  1. Importance of Having a Will
  2. Basic Types of Wills
  3. Community property laws in Texas
  4. Will and testamentary trust
  5. Special provisions and things unique to you
  6. Executors
  7. Execution of Wills
  8. Revocation of Wills
  9. Effect of Divorce on Wills and Trusts and Community Property
  10. Effect and Implication of Immigration Status, the United States of America is a land of immigrants and many immigrants have family, business interest and property in their native countries; therefore, effective estate planning and asset protection must consider these facts and circumstances. Pre-immigration planning in some cases is critical. Immigration status cannot be ignored in estate planning and tax planning.

What else might you consider bring up during your initial consultation with your estate planning and asset protection lawyer.

  • Ancillary Documents: So, what are these all about? Dying is not all you have to think about.  During Covid-19, folks were in the hospital for months-and-months-and months.  Who was to handle their household affairs?  Who was to handle their business affairs?  Who was to take care of their minor children?  Incapacity issues are also part of effective estate planning and asset protection.   Estate planning is about planning for your being unable to care for yourself, your minor children and your financial affairs.  Some tools estate planning lawyers use in consideration of your incapacity to act for yourself are as follows:
  1. Durable Powers
  2. General Powers
  3. Special Powers
  4. Revocation of POAs
  5. Health Care POAs
  6. Directive to Physicians
  7. Trusts
  8. Creation of trusts
  9. Purpose, Types and Taxes with respect to Trusts
  10. Community Property Agreement and Pour-over Will
  11. Crummey Powers
  12. Termination of the Trusts
  13. Marital and Bypass Trusts
  14. When Trust are not advisable
  15. How Trusts work
  16. Living Trust
  17. QTIP Trusts
  18. Charitable Remainder Trusts
  • Guardianships
  • What about Long-Term Care? (Elder Care, such as Social Security, Nursing Homes,

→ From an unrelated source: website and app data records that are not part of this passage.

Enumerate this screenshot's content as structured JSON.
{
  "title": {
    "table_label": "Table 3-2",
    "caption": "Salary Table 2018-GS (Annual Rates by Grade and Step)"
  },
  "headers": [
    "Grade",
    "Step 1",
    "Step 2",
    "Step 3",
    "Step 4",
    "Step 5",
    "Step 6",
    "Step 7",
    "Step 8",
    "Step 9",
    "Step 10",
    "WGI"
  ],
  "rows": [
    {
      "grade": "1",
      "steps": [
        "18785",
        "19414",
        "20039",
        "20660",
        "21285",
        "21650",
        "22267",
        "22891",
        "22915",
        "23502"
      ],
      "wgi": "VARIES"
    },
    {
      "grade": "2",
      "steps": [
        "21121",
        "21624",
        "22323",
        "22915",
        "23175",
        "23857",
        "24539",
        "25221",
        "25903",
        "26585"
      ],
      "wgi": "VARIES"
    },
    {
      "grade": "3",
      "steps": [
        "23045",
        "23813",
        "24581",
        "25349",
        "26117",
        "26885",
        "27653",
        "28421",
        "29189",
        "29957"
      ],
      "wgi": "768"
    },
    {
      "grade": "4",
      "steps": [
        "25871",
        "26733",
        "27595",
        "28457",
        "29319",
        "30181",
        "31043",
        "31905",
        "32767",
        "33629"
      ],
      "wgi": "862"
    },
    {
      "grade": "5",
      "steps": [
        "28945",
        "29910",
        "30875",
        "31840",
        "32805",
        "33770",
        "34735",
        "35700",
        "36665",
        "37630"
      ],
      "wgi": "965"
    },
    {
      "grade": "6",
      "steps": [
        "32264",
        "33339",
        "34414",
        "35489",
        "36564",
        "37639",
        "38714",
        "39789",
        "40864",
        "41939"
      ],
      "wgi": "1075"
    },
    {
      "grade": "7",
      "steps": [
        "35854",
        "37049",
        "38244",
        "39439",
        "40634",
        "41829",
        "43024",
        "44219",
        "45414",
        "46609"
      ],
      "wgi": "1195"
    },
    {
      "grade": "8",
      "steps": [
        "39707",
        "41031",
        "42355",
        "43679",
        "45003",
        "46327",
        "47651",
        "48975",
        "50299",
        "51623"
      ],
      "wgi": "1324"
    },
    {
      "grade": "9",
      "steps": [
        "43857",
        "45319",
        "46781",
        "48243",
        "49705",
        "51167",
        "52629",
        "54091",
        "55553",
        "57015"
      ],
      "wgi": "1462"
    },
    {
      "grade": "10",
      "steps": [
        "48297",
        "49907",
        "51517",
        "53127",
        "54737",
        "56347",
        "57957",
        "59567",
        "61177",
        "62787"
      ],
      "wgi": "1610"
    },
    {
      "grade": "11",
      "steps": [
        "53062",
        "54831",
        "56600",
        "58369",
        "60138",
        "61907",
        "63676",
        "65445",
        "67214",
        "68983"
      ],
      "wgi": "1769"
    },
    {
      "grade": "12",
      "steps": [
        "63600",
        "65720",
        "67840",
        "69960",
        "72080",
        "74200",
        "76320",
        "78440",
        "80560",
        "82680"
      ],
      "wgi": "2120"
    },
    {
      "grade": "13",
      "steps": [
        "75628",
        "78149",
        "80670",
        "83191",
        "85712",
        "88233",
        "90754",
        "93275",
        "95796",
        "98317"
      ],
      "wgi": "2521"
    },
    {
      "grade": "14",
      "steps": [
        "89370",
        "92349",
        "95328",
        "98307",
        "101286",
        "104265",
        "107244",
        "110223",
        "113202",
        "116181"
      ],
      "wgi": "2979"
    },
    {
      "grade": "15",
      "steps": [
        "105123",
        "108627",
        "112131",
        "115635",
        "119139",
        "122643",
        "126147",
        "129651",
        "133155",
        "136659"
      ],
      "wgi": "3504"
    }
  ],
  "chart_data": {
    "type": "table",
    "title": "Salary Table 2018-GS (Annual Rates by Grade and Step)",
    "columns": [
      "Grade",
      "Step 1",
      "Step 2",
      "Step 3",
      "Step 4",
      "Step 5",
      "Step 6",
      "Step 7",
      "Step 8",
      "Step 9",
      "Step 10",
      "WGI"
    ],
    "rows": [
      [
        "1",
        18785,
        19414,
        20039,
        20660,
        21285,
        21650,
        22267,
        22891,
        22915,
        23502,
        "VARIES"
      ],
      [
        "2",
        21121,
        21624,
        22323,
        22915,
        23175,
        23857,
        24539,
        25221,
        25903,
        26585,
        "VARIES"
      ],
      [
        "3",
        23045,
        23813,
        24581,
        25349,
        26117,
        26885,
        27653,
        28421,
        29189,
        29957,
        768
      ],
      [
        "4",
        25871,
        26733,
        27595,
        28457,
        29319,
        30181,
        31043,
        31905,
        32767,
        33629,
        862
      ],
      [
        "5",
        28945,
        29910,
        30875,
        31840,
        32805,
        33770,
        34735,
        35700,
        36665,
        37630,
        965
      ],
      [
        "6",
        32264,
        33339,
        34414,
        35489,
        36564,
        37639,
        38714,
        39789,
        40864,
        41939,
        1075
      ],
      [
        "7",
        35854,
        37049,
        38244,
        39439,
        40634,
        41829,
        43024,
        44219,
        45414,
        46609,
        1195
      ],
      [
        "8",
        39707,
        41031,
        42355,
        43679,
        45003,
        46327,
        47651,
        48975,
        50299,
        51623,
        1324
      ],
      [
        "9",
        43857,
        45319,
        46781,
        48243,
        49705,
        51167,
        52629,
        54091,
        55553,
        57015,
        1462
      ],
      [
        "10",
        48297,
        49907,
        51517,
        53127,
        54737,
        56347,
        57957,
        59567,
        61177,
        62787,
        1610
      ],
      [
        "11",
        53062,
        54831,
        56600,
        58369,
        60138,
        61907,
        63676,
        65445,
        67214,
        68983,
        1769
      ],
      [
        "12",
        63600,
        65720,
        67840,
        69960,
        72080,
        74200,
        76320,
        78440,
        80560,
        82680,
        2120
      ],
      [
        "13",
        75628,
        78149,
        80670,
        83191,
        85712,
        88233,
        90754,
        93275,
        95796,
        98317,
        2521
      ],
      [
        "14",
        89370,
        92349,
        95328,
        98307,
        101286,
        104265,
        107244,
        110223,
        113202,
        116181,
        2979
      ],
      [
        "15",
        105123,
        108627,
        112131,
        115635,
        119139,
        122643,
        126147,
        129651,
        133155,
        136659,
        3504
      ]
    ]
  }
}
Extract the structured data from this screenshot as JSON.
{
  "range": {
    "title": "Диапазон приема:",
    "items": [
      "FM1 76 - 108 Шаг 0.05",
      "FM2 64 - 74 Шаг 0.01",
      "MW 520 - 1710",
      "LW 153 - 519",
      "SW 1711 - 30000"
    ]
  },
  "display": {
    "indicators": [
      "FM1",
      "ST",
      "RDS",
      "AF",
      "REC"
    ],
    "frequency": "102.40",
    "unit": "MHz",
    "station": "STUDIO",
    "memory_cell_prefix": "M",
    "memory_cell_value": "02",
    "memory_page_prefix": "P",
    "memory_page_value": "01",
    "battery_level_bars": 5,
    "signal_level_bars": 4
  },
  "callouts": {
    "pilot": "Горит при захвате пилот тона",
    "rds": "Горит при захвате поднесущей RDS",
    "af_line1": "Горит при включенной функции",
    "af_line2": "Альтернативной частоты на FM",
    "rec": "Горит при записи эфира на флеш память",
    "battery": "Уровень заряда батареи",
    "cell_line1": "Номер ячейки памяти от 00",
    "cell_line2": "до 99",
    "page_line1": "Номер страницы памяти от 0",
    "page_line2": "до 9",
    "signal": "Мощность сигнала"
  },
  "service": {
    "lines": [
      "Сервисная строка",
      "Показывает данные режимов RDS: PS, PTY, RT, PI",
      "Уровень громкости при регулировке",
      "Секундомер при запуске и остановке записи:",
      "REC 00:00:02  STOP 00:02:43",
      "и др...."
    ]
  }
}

SSI, Medicare, Medicaid and Hospice).  These matters too are addressed in comprehensive estate and asset protection.


Estate planning is not about the documents!  Estate Planning is all about your goals and objectives in passing your legacy, values and property to who you want and how you want and when you want with the least amount of spillage such as for taxes, court costs and other expenses as possible.  It is dangerous to pull documents off the internet or obtain them from friends, relatives or others because law is complicated and what you find on the internet or elsewhere might not accomplish your goals and objectives.  A counseling attorney is critical for effective estate planning, tax planning and asset protection.  These plans need to be within the bounds of all applicable international, federal, state and local laws and ethical principles.  What are your goals and objectives in such matters as these?

This law blog is written by the Taxation | Litigation | Immigration Law Firm of Coleman Jackson, P.C. for educational purposes; it does not create an attorney-client relationship between this law firm and its reader.  You should consult with legal counsel in your geographical area with respect to any legal issues impacting you, your family or business.

Coleman Jackson, P.C. | Taxation, Litigation, Immigration Law Firm | English (214) 599-0431 | Spanish (214) 599-0432 | Portuguese (214) 272-3100